= REQUIREMENT =
Return the entries verbatim and drop every picture.

= DATASET ENTRIES =
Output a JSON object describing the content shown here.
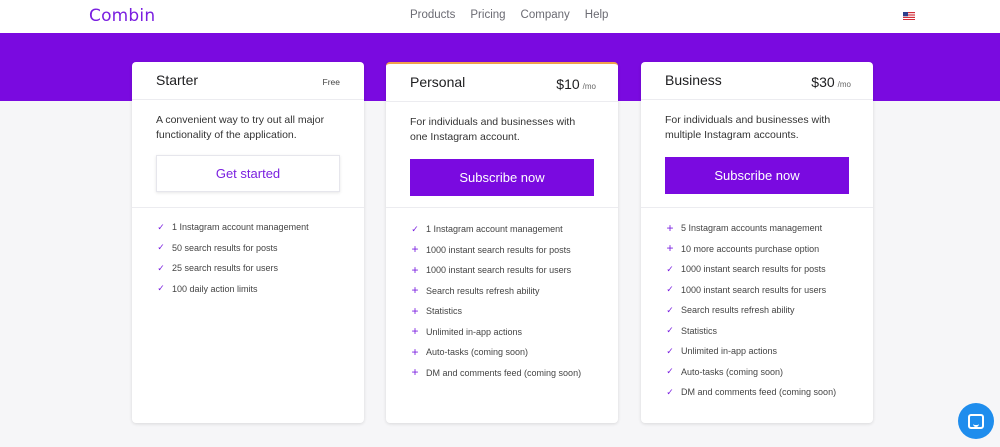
{
  "header": {
    "logo": "Combin",
    "nav": [
      "Products",
      "Pricing",
      "Company",
      "Help"
    ],
    "flag_icon": "us-flag-icon"
  },
  "colors": {
    "brand": "#7a0ae0",
    "accent_orange": "#f0a24a",
    "chat_blue": "#1f8ded"
  },
  "plans": {
    "starter": {
      "name": "Starter",
      "price_label": "Free",
      "description": "A convenient way to try out all major functionality of the application.",
      "button": "Get started",
      "features": [
        {
          "icon": "check",
          "text": "1 Instagram account management"
        },
        {
          "icon": "check",
          "text": "50 search results for posts"
        },
        {
          "icon": "check",
          "text": "25 search results for users"
        },
        {
          "icon": "check",
          "text": "100 daily action limits"
        }
      ]
    },
    "personal": {
      "name": "Personal",
      "price": "$10",
      "per": "/mo",
      "description": "For individuals and businesses with one Instagram account.",
      "button": "Subscribe now",
      "features": [
        {
          "icon": "check",
          "text": "1 Instagram account management"
        },
        {
          "icon": "plus",
          "text": "1000 instant search results for posts"
        },
        {
          "icon": "plus",
          "text": "1000 instant search results for users"
        },
        {
          "icon": "plus",
          "text": "Search results refresh ability"
        },
        {
          "icon": "plus",
          "text": "Statistics"
        },
        {
          "icon": "plus",
          "text": "Unlimited in-app actions"
        },
        {
          "icon": "plus",
          "text": "Auto-tasks (coming soon)"
        },
        {
          "icon": "plus",
          "text": "DM and comments feed (coming soon)"
        }
      ]
    },
    "business": {
      "name": "Business",
      "price": "$30",
      "per": "/mo",
      "description": "For individuals and businesses with multiple Instagram accounts.",
      "button": "Subscribe now",
      "features": [
        {
          "icon": "plus",
          "text": "5 Instagram accounts management"
        },
        {
          "icon": "plus",
          "text": "10 more accounts purchase option"
        },
        {
          "icon": "check",
          "text": "1000 instant search results for posts"
        },
        {
          "icon": "check",
          "text": "1000 instant search results for users"
        },
        {
          "icon": "check",
          "text": "Search results refresh ability"
        },
        {
          "icon": "check",
          "text": "Statistics"
        },
        {
          "icon": "check",
          "text": "Unlimited in-app actions"
        },
        {
          "icon": "check",
          "text": "Auto-tasks (coming soon)"
        },
        {
          "icon": "check",
          "text": "DM and comments feed (coming soon)"
        }
      ]
    }
  },
  "chat_widget_icon": "chat-bubble-icon"
}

= TASK SOLUTION =
Output a JSON object describing the content shown here.
{
  "header": {
    "logo": "Combin",
    "nav": [
      "Products",
      "Pricing",
      "Company",
      "Help"
    ],
    "flag_icon": "us-flag-icon"
  },
  "colors": {
    "brand": "#7a0ae0",
    "accent_orange": "#f0a24a",
    "chat_blue": "#1f8ded"
  },
  "plans": {
    "starter": {
      "name": "Starter",
      "price_label": "Free",
      "description": "A convenient way to try out all major functionality of the application.",
      "button": "Get started",
      "features": [
        {
          "icon": "check",
          "text": "1 Instagram account management"
        },
        {
          "icon": "check",
          "text": "50 search results for posts"
        },
        {
          "icon": "check",
          "text": "25 search results for users"
        },
        {
          "icon": "check",
          "text": "100 daily action limits"
        }
      ]
    },
    "personal": {
      "name": "Personal",
      "price": "$10",
      "per": "/mo",
      "description": "For individuals and businesses with one Instagram account.",
      "button": "Subscribe now",
      "features": [
        {
          "icon": "check",
          "text": "1 Instagram account management"
        },
        {
          "icon": "plus",
          "text": "1000 instant search results for posts"
        },
        {
          "icon": "plus",
          "text": "1000 instant search results for users"
        },
        {
          "icon": "plus",
          "text": "Search results refresh ability"
        },
        {
          "icon": "plus",
          "text": "Statistics"
        },
        {
          "icon": "plus",
          "text": "Unlimited in-app actions"
        },
        {
          "icon": "plus",
          "text": "Auto-tasks (coming soon)"
        },
        {
          "icon": "plus",
          "text": "DM and comments feed (coming soon)"
        }
      ]
    },
    "business": {
      "name": "Business",
      "price": "$30",
      "per": "/mo",
      "description": "For individuals and businesses with multiple Instagram accounts.",
      "button": "Subscribe now",
      "features": [
        {
          "icon": "plus",
          "text": "5 Instagram accounts management"
        },
        {
          "icon": "plus",
          "text": "10 more accounts purchase option"
        },
        {
          "icon": "check",
          "text": "1000 instant search results for posts"
        },
        {
          "icon": "check",
          "text": "1000 instant search results for users"
        },
        {
          "icon": "check",
          "text": "Search results refresh ability"
        },
        {
          "icon": "check",
          "text": "Statistics"
        },
        {
          "icon": "check",
          "text": "Unlimited in-app actions"
        },
        {
          "icon": "check",
          "text": "Auto-tasks (coming soon)"
        },
        {
          "icon": "check",
          "text": "DM and comments feed (coming soon)"
        }
      ]
    }
  },
  "chat_widget_icon": "chat-bubble-icon"
}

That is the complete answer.